And this is where Carlo’s talent really lies - in making the boats feel as though they are literally sailing out of the photographs. There is a depth and three-dimensionality that make you feel as though you are there, feeling the cold sea on your face and the wind whipping through your hair.
It doesn’t stop with the America’s Cup though. Carlo has gone on to be official photographer for all the Rolex nautical events both national and international. From 1989 to 1998, he was the official photographer of the Whitbread Round the World Race, better known as her most recent incarnation of the Volvo Ocean Race which he photographed in the 2001-02 edition.
With all this sailing happening around him, I ask if he himself has ever raced. At this he gives a hearty laugh and tells me with some pride that no, he never has. In fact, he says chuckling, he can’t even swim.

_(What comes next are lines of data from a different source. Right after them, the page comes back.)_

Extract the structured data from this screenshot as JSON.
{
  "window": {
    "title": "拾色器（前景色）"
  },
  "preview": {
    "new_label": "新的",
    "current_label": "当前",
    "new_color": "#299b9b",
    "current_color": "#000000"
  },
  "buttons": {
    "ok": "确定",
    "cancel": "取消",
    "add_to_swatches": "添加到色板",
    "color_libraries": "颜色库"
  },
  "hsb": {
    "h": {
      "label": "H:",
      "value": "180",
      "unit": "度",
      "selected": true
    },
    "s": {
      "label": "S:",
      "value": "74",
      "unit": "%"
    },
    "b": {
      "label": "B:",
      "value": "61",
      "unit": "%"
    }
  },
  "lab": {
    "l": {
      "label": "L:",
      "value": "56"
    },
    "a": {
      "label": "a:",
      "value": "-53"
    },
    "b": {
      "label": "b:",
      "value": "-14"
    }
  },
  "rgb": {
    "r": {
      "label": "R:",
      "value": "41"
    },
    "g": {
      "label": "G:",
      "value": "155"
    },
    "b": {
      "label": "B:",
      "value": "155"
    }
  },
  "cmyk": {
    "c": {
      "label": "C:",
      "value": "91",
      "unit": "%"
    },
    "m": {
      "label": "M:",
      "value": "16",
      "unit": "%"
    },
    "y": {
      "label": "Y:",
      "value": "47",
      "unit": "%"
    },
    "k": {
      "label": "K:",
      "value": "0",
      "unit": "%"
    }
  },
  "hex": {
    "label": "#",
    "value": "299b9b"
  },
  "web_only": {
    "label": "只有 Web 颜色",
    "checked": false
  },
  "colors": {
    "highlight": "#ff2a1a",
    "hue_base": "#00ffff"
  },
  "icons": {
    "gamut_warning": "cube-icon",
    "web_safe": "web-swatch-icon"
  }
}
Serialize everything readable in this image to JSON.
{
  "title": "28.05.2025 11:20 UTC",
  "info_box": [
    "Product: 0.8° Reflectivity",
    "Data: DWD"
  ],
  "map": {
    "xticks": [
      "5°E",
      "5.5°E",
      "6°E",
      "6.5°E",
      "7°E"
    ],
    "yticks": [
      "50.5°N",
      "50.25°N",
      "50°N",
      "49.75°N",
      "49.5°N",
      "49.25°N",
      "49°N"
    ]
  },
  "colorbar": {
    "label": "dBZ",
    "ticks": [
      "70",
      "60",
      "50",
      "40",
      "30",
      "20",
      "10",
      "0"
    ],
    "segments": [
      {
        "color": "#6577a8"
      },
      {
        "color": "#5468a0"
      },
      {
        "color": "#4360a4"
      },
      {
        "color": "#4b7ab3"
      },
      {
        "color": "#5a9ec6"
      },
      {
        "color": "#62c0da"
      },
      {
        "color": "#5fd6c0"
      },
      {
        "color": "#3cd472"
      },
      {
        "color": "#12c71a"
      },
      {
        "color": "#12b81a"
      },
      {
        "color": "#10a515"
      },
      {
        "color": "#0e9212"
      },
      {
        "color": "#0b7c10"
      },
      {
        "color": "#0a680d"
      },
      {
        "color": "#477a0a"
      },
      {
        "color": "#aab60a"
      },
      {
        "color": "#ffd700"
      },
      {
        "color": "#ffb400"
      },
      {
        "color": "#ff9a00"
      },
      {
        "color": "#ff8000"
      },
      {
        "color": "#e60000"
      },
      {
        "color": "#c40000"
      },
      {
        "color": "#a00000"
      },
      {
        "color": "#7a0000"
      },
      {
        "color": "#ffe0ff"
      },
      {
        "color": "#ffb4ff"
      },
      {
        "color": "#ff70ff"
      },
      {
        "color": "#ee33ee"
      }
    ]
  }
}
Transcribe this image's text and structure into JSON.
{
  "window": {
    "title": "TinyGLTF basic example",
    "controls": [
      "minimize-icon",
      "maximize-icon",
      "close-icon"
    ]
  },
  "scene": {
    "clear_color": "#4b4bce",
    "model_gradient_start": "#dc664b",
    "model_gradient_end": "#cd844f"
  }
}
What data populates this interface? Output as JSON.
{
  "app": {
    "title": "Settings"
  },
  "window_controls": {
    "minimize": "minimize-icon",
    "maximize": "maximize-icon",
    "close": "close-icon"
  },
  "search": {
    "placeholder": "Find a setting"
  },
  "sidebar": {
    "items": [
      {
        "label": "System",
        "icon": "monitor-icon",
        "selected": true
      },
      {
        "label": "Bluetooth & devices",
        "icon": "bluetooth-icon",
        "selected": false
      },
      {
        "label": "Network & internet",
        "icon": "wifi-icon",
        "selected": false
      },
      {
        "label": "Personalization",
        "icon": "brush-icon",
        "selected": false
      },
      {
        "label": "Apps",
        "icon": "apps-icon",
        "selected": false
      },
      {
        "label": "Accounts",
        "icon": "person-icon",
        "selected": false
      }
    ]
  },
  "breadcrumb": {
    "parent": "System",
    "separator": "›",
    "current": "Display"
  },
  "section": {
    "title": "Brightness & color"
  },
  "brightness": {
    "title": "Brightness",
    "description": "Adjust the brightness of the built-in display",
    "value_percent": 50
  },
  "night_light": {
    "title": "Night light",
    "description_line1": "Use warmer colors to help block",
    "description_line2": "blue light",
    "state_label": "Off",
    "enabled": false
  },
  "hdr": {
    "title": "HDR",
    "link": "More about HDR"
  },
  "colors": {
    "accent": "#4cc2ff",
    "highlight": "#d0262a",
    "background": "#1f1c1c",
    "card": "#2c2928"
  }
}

The closest he comes to boats is his small one back at his home lake of Como which he takes out for the occasional fishing trip. I say I hope he wears a life vest. His thing is the mountains and skiing, which he tries to fit in as often as possible.
It wasn’t always boats that interested him. His real photography passion was reportage and storytelling, and he has had countless numbers of these printed in international newspapers and magazines including one about a group of crazy people at Stonehenge. He says that he used to have time to do these for himself, but now the magazines want your work for free and his yachting commitments mean he simply doesn’t have time. I ask what he does in his spare time and with a wry smile, he says he takes photographs. It is abundantly clear that this medium is his absolute life’s passion, and to him it is priceless. Even his wife works in the office as Office Manager, organising his day-to-day meetings and travel details which, he states, makes his life easier.
I ask which boat is his favourite and I get a typically Italian answer: ‘Asking which boat is like asking which woman. Impossible.’ And I suppose with the sheer number of boats Carlo has shot over the years, to pick just one would indeed be like picking just one woman, though I’m sure his wife may disagree with that one.
Next up is the St Barths Bucket that he’ll be travelling to with his fellow photographers, Stephen and Luca. He says having a team of three allows you to reach many different angles - from the water, the air and also the land. They meticulously storyboard every detail beforehand, however, as is the way with racing. You have to expect the unexpected and often the perfect money shot comes when you least expect it. Now they also have drones as part of their arsenal, and Carlo says it is great to have yet another aspect to photograph from and that some of the most stunning photography taken during the Volvo was in 8 metre seas and 45 knots of wind. He says he has no idea how they managed to land them, but boy was the coverage epic.
I ask if the advent of Instagram has changed the world in which he works, but he says that he likes it as it encourages old and young alike to get into photography which is never a bad thing. He’s not a fan of the selfies and cups of coffee, however, and says that there is an awful lot of talent that wouldn’t necessarily have had a voice without the advent of social media. I check his Instagram account and it’s clear his 37,000 followers also feel he is someone worth watching.
It’s with some regret that I call the interview to a close, as he is a busy man and I have already taken up so much of his time, but I feel I have only just scratched the surface. I’m pretty certain there are many more stories and anecdotes to be unearthed and I hope that when he is next over in Palma he allows us the pleasure of his company so that I can hear many more of them. I leave his disarming smile and infectious laugh to go and charm his next fan, just as he did me.